Speaker: Dr. Jared Baeten led the Partners PrEP Study, one of two PrEP trials that resulted in the first FDA approval of a medication for the prevention of HIV acquisition in adults.  Dr. Baeten followed the Partners PrEP Study with a multidisciplinary, implementation science study of PrEP and antiretroviral therapy for HIV prevention among East African HIV serodiscordant couples (the Partners Demonstration Project), an ongoing national roll-out of PrEP for couples in Kenya (the Partners Scale-Up Project), and projects to deliver PrEP to young women at risk.
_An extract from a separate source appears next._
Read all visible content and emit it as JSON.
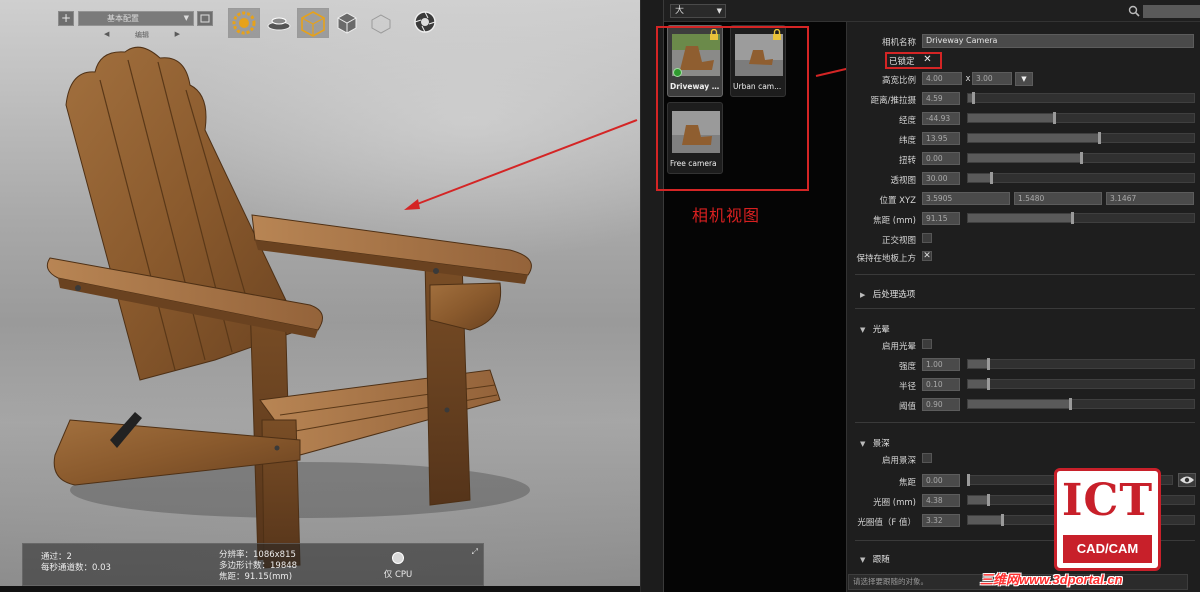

Presentation Overview: In 2010-2011, pivotal clinical trials demonstrated for the first time that antiretroviral medications, used as pre-exposure prophylaxis (PrEP), could significantly and safely reduce the risk of HIV acquisition in persons at risk of HIV.  The past six years have seen substantial advances in PrEP, including demonstration studies proving that effective delivery of PrEP in a variety of settings is possible, research to understand best practices for PrEP provision, and normative guidance on how to deliver PrEP. PrEP is a new prevention tool and it both fits within HIV prevention and treatment paradigms but also goes beyond those: a biomedical intervention (a pill, or other approaches) that requires specific behaviors for successful and safe use (HIV testing, interaction with the health system, perception of risk, adherence), operating in a diverse social context (sex, stigma, relationships, power, gender), and depending on public health and public policy (costs, trade-offs, legal frameworks).  Choice – of when to use PrEP, of when to stop PrEP, and what type of PrEP to use – will be key to achieving impact.  PrEP offers real promise for reducing HIV infections globally; it also forces us to think differently, about HIV, about sexuality, and about prevention.

See also: Symposia